WHEATON – Thanks to what Wheaton City Attorney James Knippen calls a "state legislature-created loophole," some sexually-oriented massage businesses set up shop around the state – including in Wheaton.
"The state requires that massage therapists be licensed by the state. They left a loophole by saying that practitioners of what is referred to as 'Asian bodywork therapies' do not require state licensure," Knippen said in an earlier City Council meeting.
Knippen said that "certain elements" have used the loophole to promote non-legitimate, sexual massage businesses. While that remains illegal, it is possible to work around the law.
A hearing recently took place involving one such business in Wheaton, Knippen said. An employee of the Oriental Spa, Inc. offered to perform a sexual act on an undercover police officer, allowing the city to build a case against the business. The license for the business was revoked effective April 13, 2012, according to City Clerk Sharon Barrett-Hagen.
"It is not a problem unique to Wheaton – it is a problem in a lot of places," he said. "Not to say that all practitioners of Asian bodyworks parlors are doing illegal practices, just some instances."
The City Council moved to close the loophole on June 18 after talking to the state, enacting an ordinance to require those who claim that exemption to prove they intend to practice the specified therapies and have experience in the area. The illicit parlors applying often tried to give shallow backgrounds to prove their legitimacy.
"In the past, they have presented Xerox copies of certificates that, frankly, you could print off the computer and there's no way for the city to verify whether that comes from legitimate institutions."
The city will now be able to ask for fingerprints in background checks, transcripts and contact information from the schools the practitioners were certified at and more. The ordinance also requires that massage parlors take responsibility for their employees' actions instead of allowing them to work as independent contractors.

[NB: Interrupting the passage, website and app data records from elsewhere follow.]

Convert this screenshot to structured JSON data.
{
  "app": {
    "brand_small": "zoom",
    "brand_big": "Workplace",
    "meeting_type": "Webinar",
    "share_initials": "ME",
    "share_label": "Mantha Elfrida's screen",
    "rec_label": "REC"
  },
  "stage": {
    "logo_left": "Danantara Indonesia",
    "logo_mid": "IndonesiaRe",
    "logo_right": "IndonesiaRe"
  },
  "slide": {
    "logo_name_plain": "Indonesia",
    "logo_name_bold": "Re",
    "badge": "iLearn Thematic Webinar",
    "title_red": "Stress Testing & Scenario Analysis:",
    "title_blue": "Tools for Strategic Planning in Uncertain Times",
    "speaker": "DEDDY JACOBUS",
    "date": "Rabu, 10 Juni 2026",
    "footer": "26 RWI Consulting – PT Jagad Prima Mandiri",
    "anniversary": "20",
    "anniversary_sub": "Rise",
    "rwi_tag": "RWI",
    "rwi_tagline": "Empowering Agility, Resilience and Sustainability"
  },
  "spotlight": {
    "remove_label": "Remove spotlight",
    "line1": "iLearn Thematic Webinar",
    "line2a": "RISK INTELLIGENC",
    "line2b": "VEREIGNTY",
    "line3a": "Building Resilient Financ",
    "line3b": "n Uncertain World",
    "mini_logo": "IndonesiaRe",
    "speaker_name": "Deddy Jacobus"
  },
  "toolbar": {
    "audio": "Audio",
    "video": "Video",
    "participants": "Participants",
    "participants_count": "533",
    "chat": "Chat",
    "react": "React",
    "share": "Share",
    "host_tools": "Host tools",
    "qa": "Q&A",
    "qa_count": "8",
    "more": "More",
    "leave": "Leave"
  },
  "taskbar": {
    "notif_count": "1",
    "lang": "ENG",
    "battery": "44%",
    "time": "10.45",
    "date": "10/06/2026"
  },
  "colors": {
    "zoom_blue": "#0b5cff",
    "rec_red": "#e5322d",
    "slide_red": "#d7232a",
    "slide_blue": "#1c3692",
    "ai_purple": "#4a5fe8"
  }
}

"The primary drive is not to limit legitimate practitioners of Asian bodywork therapies, but require those who claim that exemption to prove they have the requirements in order to say that's truly an area they practice in," Knippen said, at a recent meeting. "The requirements are extensive, but no more extensive than what you'd look for as an employer if you were looking to hire someone for your business."